Parents living in conflict zones make extraordinary efforts to keep alive the hope that comes with education. Sadly, the same cannot be said of the international community. Currently, less than 2 percent of humanitarian aid is dedicated to education. And it is not just a case of too little aid arriving too late. Agencies trying to provide education in conflict zones have to secure their funding through unpredictable annual appeals processes, where money tends to follow the most recent wave of media interest – and where children living amidst long-running conflicts are seen as yesterday’s news.
South Sudan is the latest country to demonstrate the inadequacy of the current aid architecture for education. In 2005, when a peace agreement ended a brutal 21-year civil war, hopes for a better future were running high. Seven years on, much has been achieved. More than half a million children have entered formal education for the first time. Child death rates have fallen by 20 percent. There have also been improvements in immunization, nutrition, and access to clean water.

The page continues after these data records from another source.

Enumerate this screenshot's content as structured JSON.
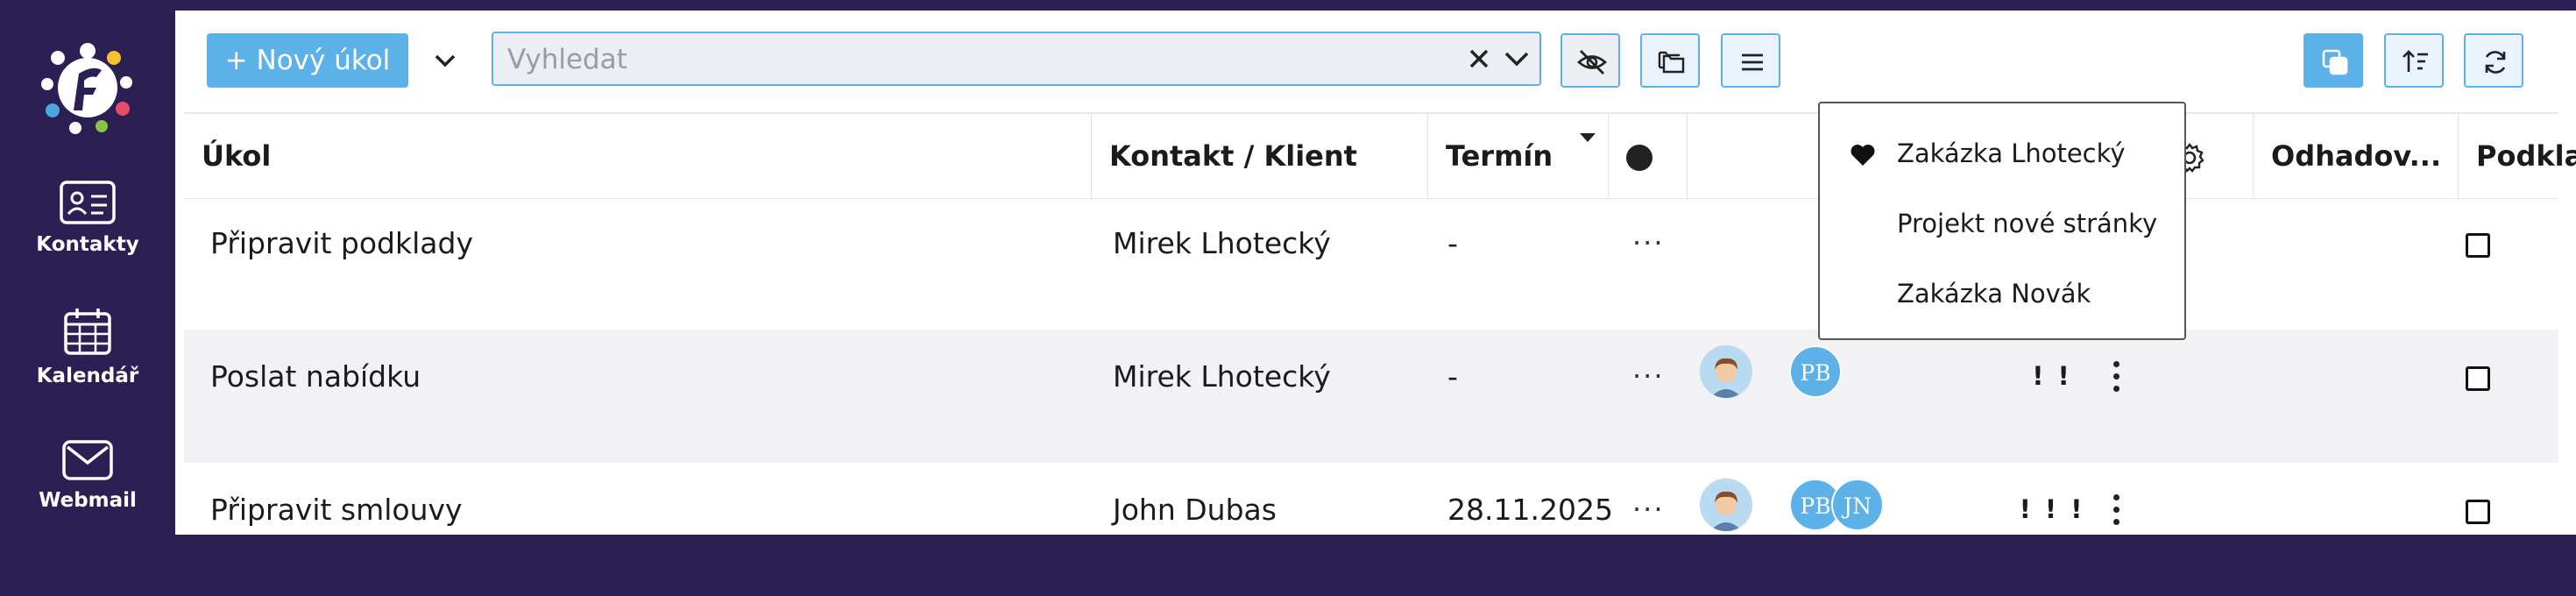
{
  "sidebar": {
    "items": [
      {
        "label": "Kontakty",
        "icon": "contact-card-icon"
      },
      {
        "label": "Kalendář",
        "icon": "calendar-icon"
      },
      {
        "label": "Webmail",
        "icon": "mail-icon"
      }
    ]
  },
  "toolbar": {
    "new_task_label": "+ Nový úkol",
    "search_placeholder": "Vyhledat",
    "search_value": ""
  },
  "table": {
    "columns": [
      "Úkol",
      "Kontakt / Klient",
      "Termín",
      "Odhadov...",
      "Podklady"
    ],
    "rows": [
      {
        "task": "Připravit podklady",
        "contact": "Mirek Lhotecký",
        "deadline": "-",
        "more": "···",
        "priority": "!",
        "initials": [],
        "has_avatar": false,
        "checked": false
      },
      {
        "task": "Poslat nabídku",
        "contact": "Mirek Lhotecký",
        "deadline": "-",
        "more": "···",
        "priority": "! !",
        "initials": [
          "PB"
        ],
        "has_avatar": true,
        "checked": false
      },
      {
        "task": "Připravit smlouvy",
        "contact": "John Dubas",
        "deadline": "28.11.2025",
        "more": "···",
        "priority": "! ! !",
        "initials": [
          "PB",
          "JN"
        ],
        "has_avatar": true,
        "checked": false
      }
    ]
  },
  "dropdown": {
    "items": [
      "Zakázka Lhotecký",
      "Projekt nové stránky",
      "Zakázka Novák"
    ],
    "favorite_index": 0
  },
  "colors": {
    "sidebar_bg": "#2b1f54",
    "accent": "#5cb2e8",
    "row_alt": "#f2f2f4"
  }
}
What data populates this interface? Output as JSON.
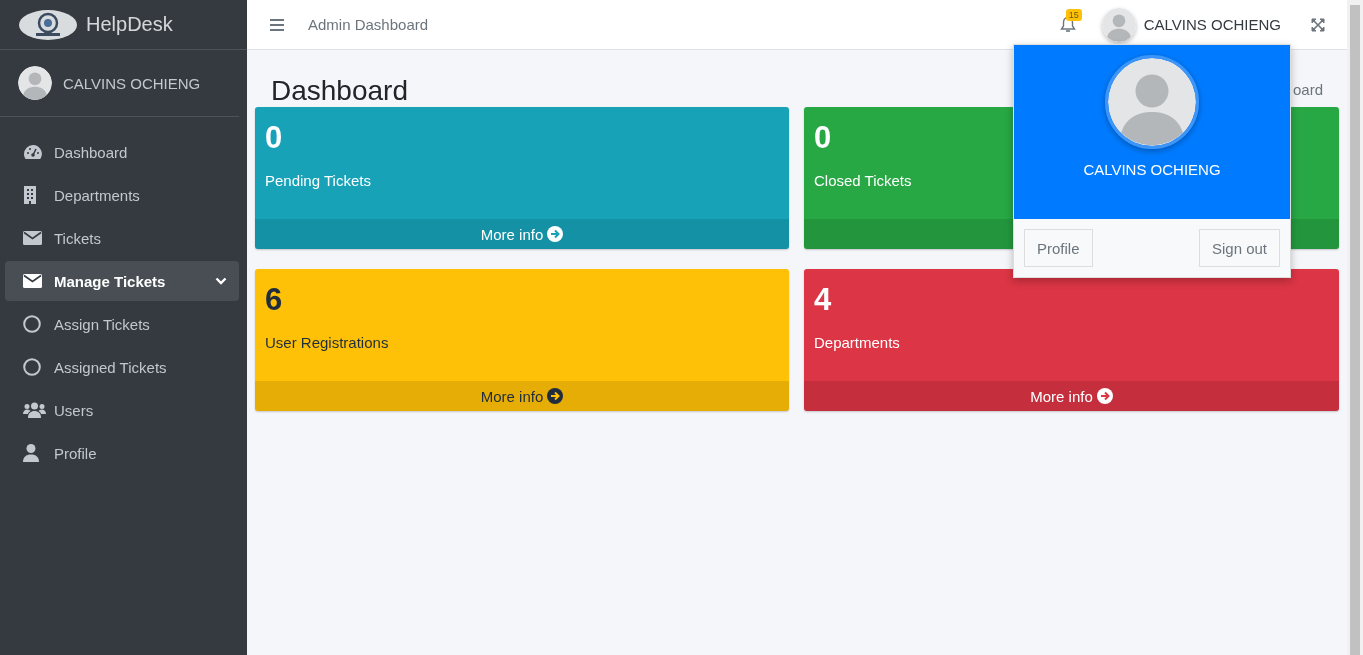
{
  "sidebar": {
    "brand": "HelpDesk",
    "user": "CALVINS OCHIENG",
    "items": [
      {
        "label": "Dashboard",
        "kind": "gauge",
        "selected": false
      },
      {
        "label": "Departments",
        "kind": "building",
        "selected": false
      },
      {
        "label": "Tickets",
        "kind": "envelope",
        "selected": false
      },
      {
        "label": "Manage Tickets",
        "kind": "envelope",
        "selected": true,
        "expanded": true,
        "children": [
          {
            "label": "Assign Tickets",
            "kind": "circle",
            "selected": false
          },
          {
            "label": "Assigned Tickets",
            "kind": "circle",
            "selected": false
          }
        ]
      },
      {
        "label": "Users",
        "kind": "users",
        "selected": false
      },
      {
        "label": "Profile",
        "kind": "user",
        "selected": false
      }
    ]
  },
  "topbar": {
    "title": "Admin Dashboard",
    "notification_count": "15",
    "user": "CALVINS OCHIENG"
  },
  "page": {
    "title": "Dashboard",
    "breadcrumb": "oard"
  },
  "boxes": [
    {
      "value": "0",
      "label": "Pending Tickets",
      "color": "#17a2b8",
      "more_info": "More info"
    },
    {
      "value": "0",
      "label": "Closed Tickets",
      "color": "#28a745"
    },
    {
      "value": "6",
      "label": "User Registrations",
      "color": "#ffc107",
      "more_info": "More info"
    },
    {
      "value": "4",
      "label": "Departments",
      "color": "#dc3545",
      "more_info": "More info"
    }
  ],
  "user_menu": {
    "open": true,
    "name": "CALVINS OCHIENG",
    "buttons": [
      "Profile",
      "Sign out"
    ]
  }
}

Yet despite the progress that has been made, over 80 percent of South Sudan’s population lives on less than $1.25 a day. The country has the highest maternal mortality rate in the world. Half of primary-school age children are out of school, and just 400 girls make it through to the last grade of secondary school. In fact, girls are more likely to die in childbirth than they are to make it through primary school.

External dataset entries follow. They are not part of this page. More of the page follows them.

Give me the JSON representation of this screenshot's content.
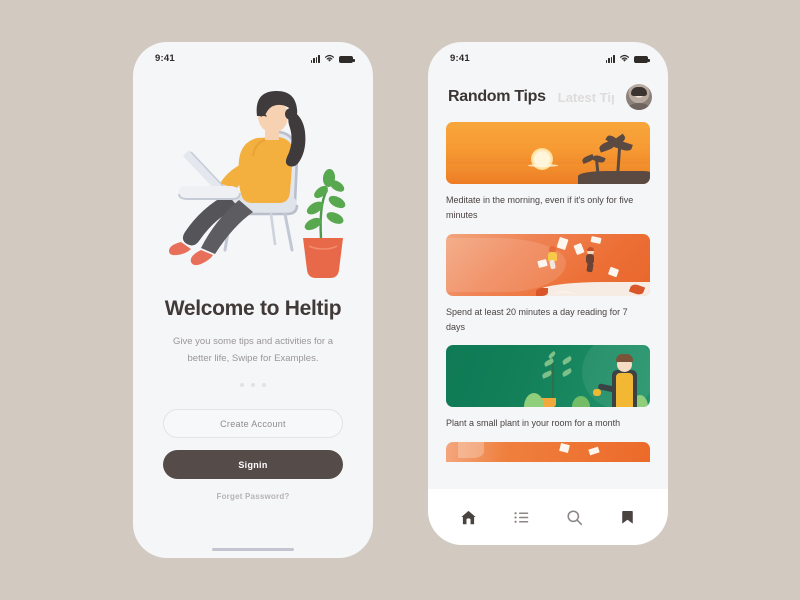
{
  "background_color": "#d2c9c1",
  "screens": [
    {
      "id": "onboarding",
      "status_bar": {
        "time": "9:41",
        "icons": [
          "signal-icon",
          "wifi-icon",
          "battery-icon"
        ]
      },
      "illustration": "woman-sitting-on-chair-with-laptop-and-plant",
      "title": "Welcome to Heltip",
      "subtitle": "Give you some tips and activities for a better life, Swipe for Examples.",
      "pagination_dots": 3,
      "buttons": {
        "create_account": "Create Account",
        "signin": "Signin",
        "forget_password": "Forget Password?"
      },
      "colors": {
        "primary_button": "#554c49",
        "title": "#413a38",
        "subtitle": "#9a9698"
      }
    },
    {
      "id": "tips-feed",
      "status_bar": {
        "time": "9:41",
        "icons": [
          "signal-icon",
          "wifi-icon",
          "battery-icon"
        ]
      },
      "header": {
        "active_tab": "Random Tips",
        "inactive_tab": "Latest Tips",
        "avatar": "user-avatar"
      },
      "cards": [
        {
          "image": "sunset-palm-trees",
          "text": "Meditate in the morning, even if it's only for five minutes"
        },
        {
          "image": "people-reading-books",
          "text": "Spend at least 20 minutes a day reading for 7 days"
        },
        {
          "image": "man-gardening-plant",
          "text": "Plant a small plant in your room for a month"
        },
        {
          "image": "orange-partial-card",
          "text": ""
        }
      ],
      "tabbar": [
        {
          "icon": "home-icon",
          "active": true
        },
        {
          "icon": "list-icon",
          "active": false
        },
        {
          "icon": "search-icon",
          "active": false
        },
        {
          "icon": "bookmark-icon",
          "active": false
        }
      ]
    }
  ]
}
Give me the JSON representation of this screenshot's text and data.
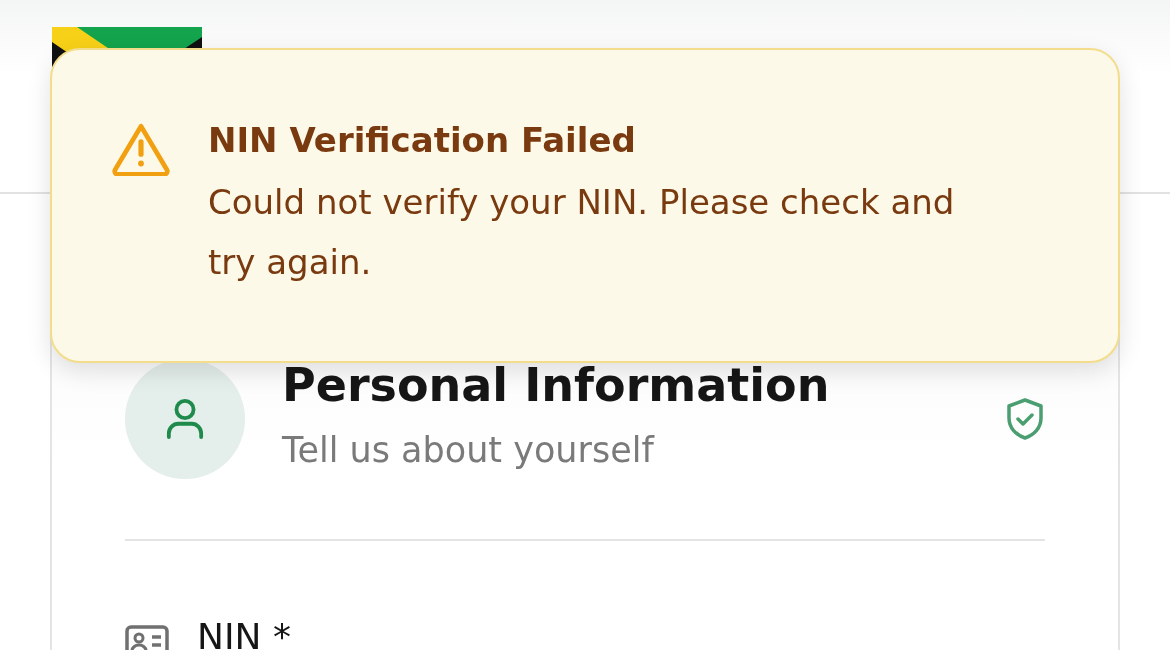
{
  "toast": {
    "kind": "warning",
    "title": "NIN Verification Failed",
    "message": "Could not verify your NIN. Please check and try again."
  },
  "section": {
    "title": "Personal Information",
    "subtitle": "Tell us about yourself",
    "verified": true
  },
  "fields": [
    {
      "label": "NIN *"
    }
  ]
}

With tensions running high, it is now critical that both sides in the Sudanese region draw back from the brink of conflict and resolve their differences. But South Sudan also needs support for reconstruction. As an all-party committee of the United Kingdom’s parliament noted in a report this week, if South Sudan is to develop as a prosperous, peaceful nation, “it will need to invest in health, education and infrastructure.”